Speaker-Designee Kirk Cox (R-66) presented his ideas for leading a House of Delegates that was been thoroughly shaken up in November’s election to Loudoun business leaders at a Chamber of Commerce breakfast Tuesday.
Cox was elected by the GOP caucus to replace Del. William J. Howell as the speaker of the house. Howell has served in that position since 2003, but did not seek re-election to the 28th district House seat he has held since 1992.
Assuming Republicans retain control of the house with a 51-49 seat majority, Cox will take over the speaker’s duties Jan. 1. But Howell’s district is one of four subject to recounts, which could swing the House to Democratic control.
Both Cox and the local delegates and senators at the breakfast said the election reshaped the House of Delegates, which was tipped from a 66-34 Republican majority to a slim, one-vote Republican majority. And as Sen. Richard H. Black (R-13) pointed out, while the lieutenant governor casts a tie-breaking vote in the senate, tie votes are possible in the house.

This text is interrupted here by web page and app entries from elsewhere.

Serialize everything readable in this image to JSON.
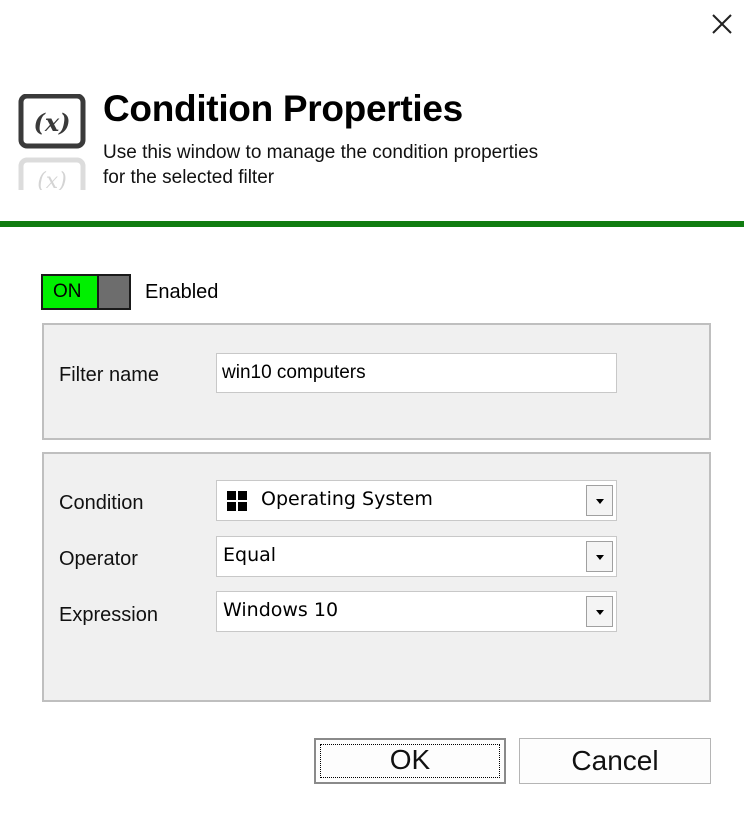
{
  "window": {
    "title": "Condition Properties",
    "subtitle_line1": "Use this window to manage the condition properties",
    "subtitle_line2": "for the selected filter"
  },
  "header_icon": {
    "glyph": "(x)",
    "icon_name": "variable-icon"
  },
  "colors": {
    "divider": "#107c10",
    "toggle_on": "#00f000",
    "toggle_off": "#6d6d6d",
    "group_background": "#f0f0f0"
  },
  "toggle": {
    "state_label": "ON",
    "enabled_label": "Enabled"
  },
  "filter": {
    "name_label": "Filter name",
    "name_value": "win10 computers"
  },
  "condition": {
    "condition_label": "Condition",
    "condition_value": "Operating System",
    "condition_icon": "windows-logo-icon",
    "operator_label": "Operator",
    "operator_value": "Equal",
    "expression_label": "Expression",
    "expression_value": "Windows 10"
  },
  "buttons": {
    "ok_label": "OK",
    "cancel_label": "Cancel"
  }
}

Cox said he expects the rebalanced General Assembly to work on areas of broad consensus, such as economic development.
“It can’t be just a series of state incentives that go to the issue of what I call whale hunting,” Cox said. He pointed toward the GO Virginia initiative, a partnership of government and business to encourage a regional approach to attracting business.
GO Virginia hopes to write millions of dollars in grants to support economic development. The Northern Virginia region board includes, among others, Supervisor Ralph M. Buona (R-Ashburn), former delegate Tom Rust, Telos Corporation CEO John Wood, FCi Federal founder Sharon Virts, and Metropolitan Washington Airports Authority President and CEO Jack Potter.
Cox, a former teacher, also said the General Assembly could tackle issues of education, such as Standards of Learning and offering more online classes from Virginia community colleges and universities. He also said the state needs to make sure its reserve funds stay healthy, and that the state climbs back up the ranks of best places to open a business.
And he said he expects to work alongside governor-elect Ralph Northam, a Democrat.
“I do think we can work with the governor-elect,” Cox said. “I think it’s incumbent on us to work with the governor-elect, and let’s be realistic—there are two parties for a reason. That’s not bad.”
Mark Miller, a member of the Loudoun County Public Library Board of Trustees and the board of the Library of Virginia, pressed Cox on the state library’s budget.
“In 2007, the discretionary budget in real dollars was $14.1 million,” Miller said. “Today it is $9.9 million. So, I have to ask, is that from a failure to believe in the mission, or simply benign neglect, and whichever is the answer, when can we expect to see a restoration to 2007 levels, which would still be well short of the library’s need?”
Cox avoided a direct answer for Miller, but said the Library of Virginia “plays an important role.”
Loudoun legislators including Black, Sen. Barbara A. Favola (D-31), Sen. Jennifer T. Wexton (D-33), Del. Dave A. LaRock (R-33), Del. Kathleen Murphy (D-34), Del. Jennifer B. Boysko (D-86), and Del. John J. Bell (D-87) also attended for a brief panel discussion. Newly elected delegates Wendy Gooditis (D-10), David Reid (D-32), and Karrie Delaney (R-67) were invited, according to the Chamber, but did not attend.
Democrats said they expect the conversation in the House to change now that they are only one seat away from parity, and Murphy said she has not yet given up on the four seats up for recount, three of which were won by Republicans.
Favola said she expects the shift will push legislators to the center and lead to more negotiations among them.
“This is a very good thing for the commonwealth,” Favola said. “Some of the issues that have more starkly divided us, I think we will make some more progress on, because there will be a realization that Virginia really is much more in the center than the General Assembly had previously realized.”
She said the House of Delegates could take up Medicaid expansion and more gun safety laws.
Boysko said the new delegates will give voice to “people who have not had a seat at the table before.”
“The breadth of knowledge and life experience that they bring with them is going to bring just a bunch of new ideas and priorities that we haven’t seen in the General Assembly before,” Boysko said.
“I think that you’re going to see, perhaps, some toying with issues dealing with minimum wage, dealing with right to work, with voter integrity, things of that sort,” Black predicted.
Cox was first elected to the House in 1989, representing Colonial Heights area. He spent more than 30 years as a public school teacher and is a member of the Virginia Growth and Opportunity Board. He would be the 55th speaker of the House.
Tuesday’s event closed out the Chamber’s 2017 PolicyMaker Series.